Quantification of in vivo patellofemoral contact forces before and after ACL transection

Saved in:
Bibliographic Details
Title translated into German:Quantifizierung der in vivo Kontaktkraefte im Femoropatellargelenk vor und nach Durchtrennung des vorderen Kreuzbandes
Author:Hasler, E.M.; Herzog, W.
Published in:Journal of biomechanics
Published:31 (1998), 1 , S. 37-44, Lit.
Format: Publications (Database SPOLIT)
Publication Type: Journal article
Media type: Print resource
Language:English
ISSN:0021-9290
Keywords:
Online Access:
Identification number:PU199805301912
Source:BISp

Abstract

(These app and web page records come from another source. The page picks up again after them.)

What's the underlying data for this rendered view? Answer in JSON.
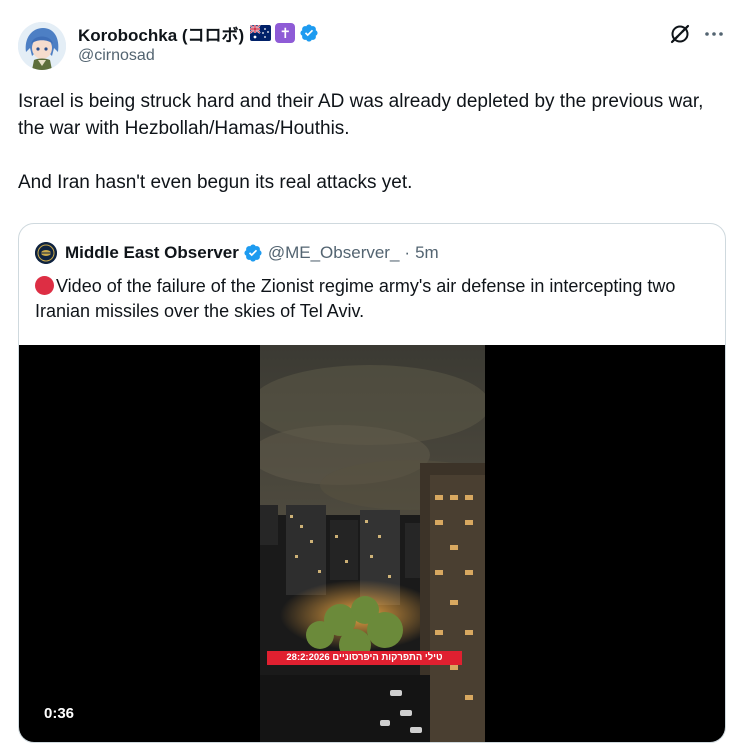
{
  "author": {
    "display_name": "Korobochka (コロボ)",
    "handle": "@cirnosad",
    "badges": [
      "australia-flag-emoji",
      "latin-cross-emoji",
      "verified-badge"
    ],
    "verified_color": "#1d9bf0"
  },
  "header_actions": {
    "grok_icon": "grok-icon",
    "more_icon": "more-icon"
  },
  "tweet": {
    "paragraph_1": "Israel is being struck hard and their AD was already depleted by the previous war, the war with Hezbollah/Hamas/Houthis.",
    "paragraph_2": "And Iran hasn't even begun its real attacks yet."
  },
  "quote": {
    "display_name": "Middle East Observer",
    "handle": "@ME_Observer_",
    "separator": "·",
    "time": "5m",
    "text": "Video of the failure of the Zionist regime army's air defense in intercepting two Iranian missiles over the skies of Tel Aviv.",
    "lead_icon": "red-circle-emoji",
    "video": {
      "caption": "טילי התפרקות היפרסוניים 28:2:2026",
      "duration": "0:36"
    }
  },
  "colors": {
    "text_primary": "#0f1419",
    "text_secondary": "#536471",
    "border": "#cfd9de",
    "verified": "#1d9bf0",
    "caption_red": "#e02030"
  }
}
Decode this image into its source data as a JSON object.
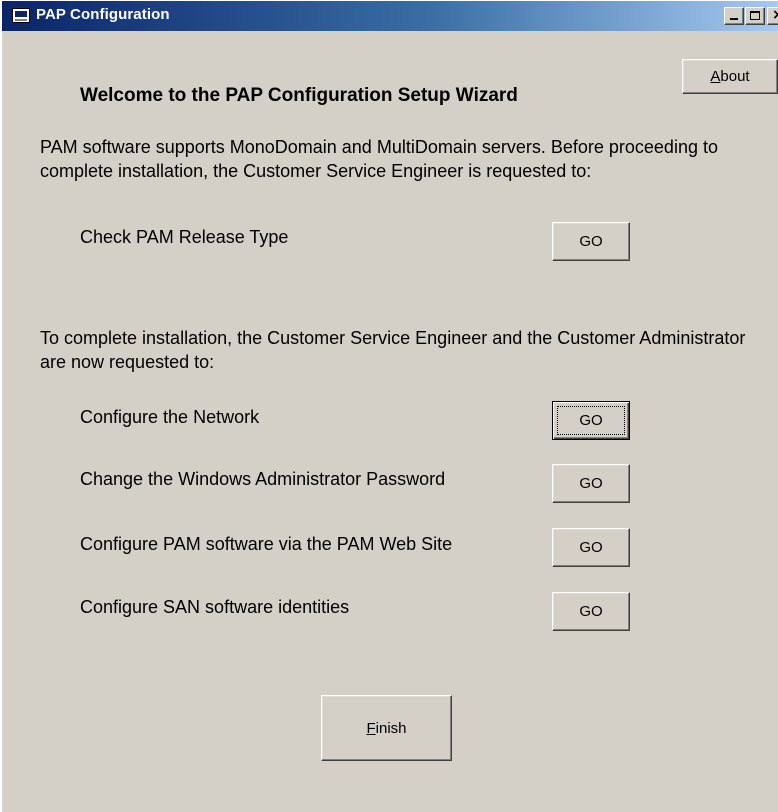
{
  "window": {
    "title": "PAP Configuration",
    "controls": {
      "minimize": "_",
      "maximize": "□",
      "close": "×"
    }
  },
  "about_button": {
    "prefix": "",
    "mnemonic": "A",
    "rest": "bout"
  },
  "heading": "Welcome to the PAP Configuration Setup Wizard",
  "intro_text": "PAM software supports MonoDomain and MultiDomain servers. Before proceeding to complete installation, the Customer Service Engineer is requested to:",
  "release_task": {
    "label": "Check PAM Release Type",
    "button": "GO"
  },
  "completion_text": "To complete installation, the Customer Service Engineer and the Customer Administrator are now requested to:",
  "tasks": [
    {
      "label": "Configure the Network",
      "button": "GO"
    },
    {
      "label": "Change the Windows Administrator Password",
      "button": "GO"
    },
    {
      "label": "Configure PAM software via the PAM Web Site",
      "button": "GO"
    },
    {
      "label": "Configure SAN software identities",
      "button": "GO"
    }
  ],
  "finish_button": {
    "mnemonic": "F",
    "rest": "inish"
  },
  "colors": {
    "titlebar_start": "#0a246a",
    "titlebar_end": "#a6caf0",
    "face": "#d4d0c8"
  }
}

Altered knee loading following anterior cruciate ligament (ACL) transection is believed to play an important role in initiating cartilage degeneration. Changes of in vivo joint contact forces pre- and post-ACL transection have not been quantified to date. Consequently, it is not known how knee loading changes following ACL transection, and how it contributes to cartilage degeneration. The objective of this study was to quantify in vivo patellofemoral contact forces in the cat knee prior to and up to nine days following uni-lateral ACL transection. Patellofemoral contact forces were predicted using a planar three-force model with knee extensor forces and patellofemoral geometry as input. Patellofemoral movements were expressed as functions of external knee kinematics. Kinematics and knee extensor forces were measured in both hindlimbs before and after ACL transection during unrestrained locomotion. Following ACL transection, resultant patellofemoral contact forces were decreased by approximately 30% in the ACL-deficient hindlimbs. These results suggest that decreased loading in the ACL-deficient knees may initiate the early degenerative changes observed in cartilage of ACL-transected animals. It remains to be shown, if the general unloading of the joint also results in locally decreased contact loads and altered joint kinematics. Alterations of in vivo patellofemoral loading following ACL transection have been quantified for the first time in this study. A next step will be to quantify the dynamic in vivo cartilage stresses in intact and injured knees which may help to elucidate the effects of mechanical stimuli on cartilage metabolism. Verf.-Referat